3. FAQ on Accountable Care Organizations — Physician Payment. http://www.aafp.org/practice-management/payment/acos/faq.html#aco. Published August 20, 2015. Accessed June 9, 2016.
4. Muhlestein D, McClellan M. “Accountable Care Organizations in 2016: Private and Public-sector Growth and Dispersion.” HealthAffairsBlog. http://healthaffairs.org/blog/2016/04/21/accountable-care-organizations-in-2016-private-and-public-sector-growth-and-dispersion. Published April 2016. Accessed June 10, 2016.
5. Jirele, L. “Understanding Data Behind the Complex New World of Healthcare Involving IDNs and ACOs” [webinar]. 2015. http://www.pmsa.net/_resources/webinars/UnderstandingData-Jirele.pdf.

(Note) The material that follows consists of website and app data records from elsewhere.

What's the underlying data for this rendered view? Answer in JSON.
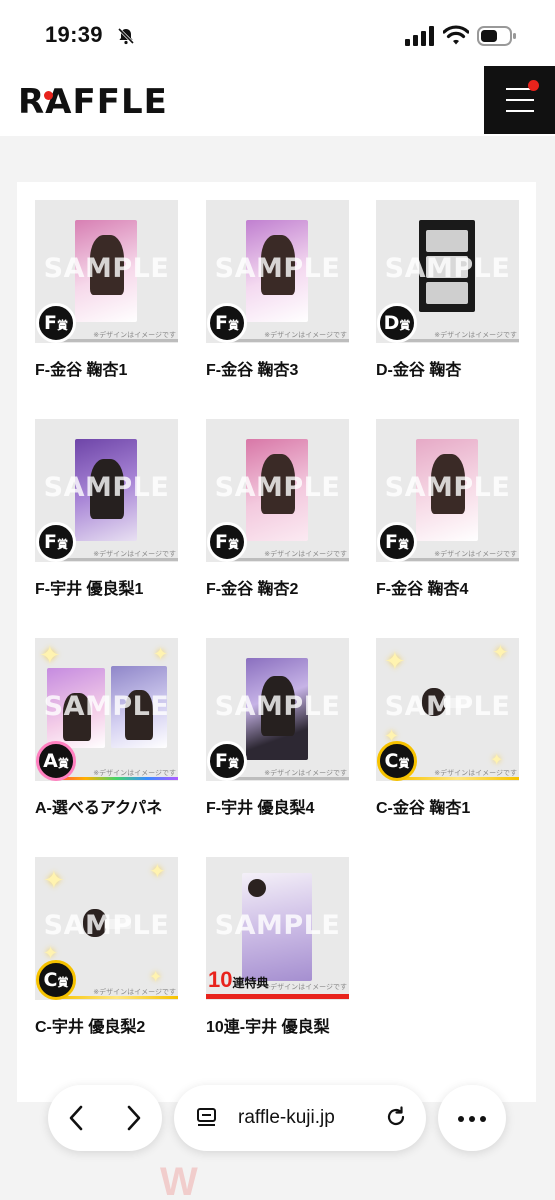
{
  "status": {
    "time": "19:39"
  },
  "header": {
    "logo": "RAFFLE"
  },
  "watermark": "SAMPLE",
  "disclaimer": "※デザインはイメージです",
  "items": [
    {
      "rank": "F",
      "suffix": "賞",
      "label": "F-金谷 鞠杏1"
    },
    {
      "rank": "F",
      "suffix": "賞",
      "label": "F-金谷 鞠杏3"
    },
    {
      "rank": "D",
      "suffix": "賞",
      "label": "D-金谷 鞠杏"
    },
    {
      "rank": "F",
      "suffix": "賞",
      "label": "F-宇井 優良梨1"
    },
    {
      "rank": "F",
      "suffix": "賞",
      "label": "F-金谷 鞠杏2"
    },
    {
      "rank": "F",
      "suffix": "賞",
      "label": "F-金谷 鞠杏4"
    },
    {
      "rank": "A",
      "suffix": "賞",
      "label": "A-選べるアクパネ"
    },
    {
      "rank": "F",
      "suffix": "賞",
      "label": "F-宇井 優良梨4"
    },
    {
      "rank": "C",
      "suffix": "賞",
      "label": "C-金谷 鞠杏1"
    },
    {
      "rank": "C",
      "suffix": "賞",
      "label": "C-宇井 優良梨2"
    },
    {
      "rank": "10",
      "suffix": "連特典",
      "label": "10連-宇井 優良梨"
    }
  ],
  "browser": {
    "url": "raffle-kuji.jp"
  },
  "colors": {
    "accent": "#e8231c",
    "header_dark": "#111111",
    "a_rank_gradient": "rainbow",
    "c_rank_gradient": "gold"
  }
}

6. Goldsmith J, Burns LR, Sen A, Goldsmith T. “Integrated Delivery Networks: In Search of Benefits and Market Effects.” National Academy of Social Insurance. https://www.nasi.org/research/2015/integrated-delivery-networks-search-benefits-market-effects. Published February 2015. Accessed June 9, 2016.
7. “Which Are the Top Integrated Delivery Networks (IDNs), and How Many Docs Do They Have?” Pharmaceutical Commerce iCal. http://pharmaceuticalcommerce.com/latest-news/which-are-the-top-integrated-delivery-networks-idns-and-how-many-docs-do-they-have. Published November 6, 2013. Accessed June 9, 2016.
8. Burns LR, Pauly MV. “Accountable Care Organizations May Have Difficulty Avoiding the Failures of Integrated Delivery Networks of the 1990s.” Health Affairs. 2012;31(11)2407-2416.
9. “The IHI Triple Aim.” Institute for Healthcare Improvement. http://www.ihi.org/engage/initiatives/tripleaim/pages/default.aspx. Published 2016. Accessed June 9, 2016.
10. Correia EW. “Accountable Care Organizations: The Proposed Regulations and the Prospects for Success.” AJMC. www.ajmc.com/journals/issue/2011/2011-8-vol17-n8/ajmc_11augcorreia_560to568. Published August 8, 2011. Accessed June 9, 2016.
11. Rini J. “Demystifying the ACO.” www.hira.org/articles-archives/211-demystifying-the-aco. Accessed June 8, 2016.
12. “The IHI Triple Aim.” Institute for Healthcare Improvement. www.ihi.org/engage/initiatives/tripleaim/pages/default.aspx. Published 2016. Accessed June 9, 2016.
13. Farraj R, Konschak C. “Remaining Relevant in ACOs and CINs: How Pharmacists and Pharmaceutical Companies Play a Major Role.” Divurgent. 2011.
14. Yeo A. “Pharmas Urged to Take Committed Steps Along the IDN Pathway.” In Vivo: The business and medical report. December 2015.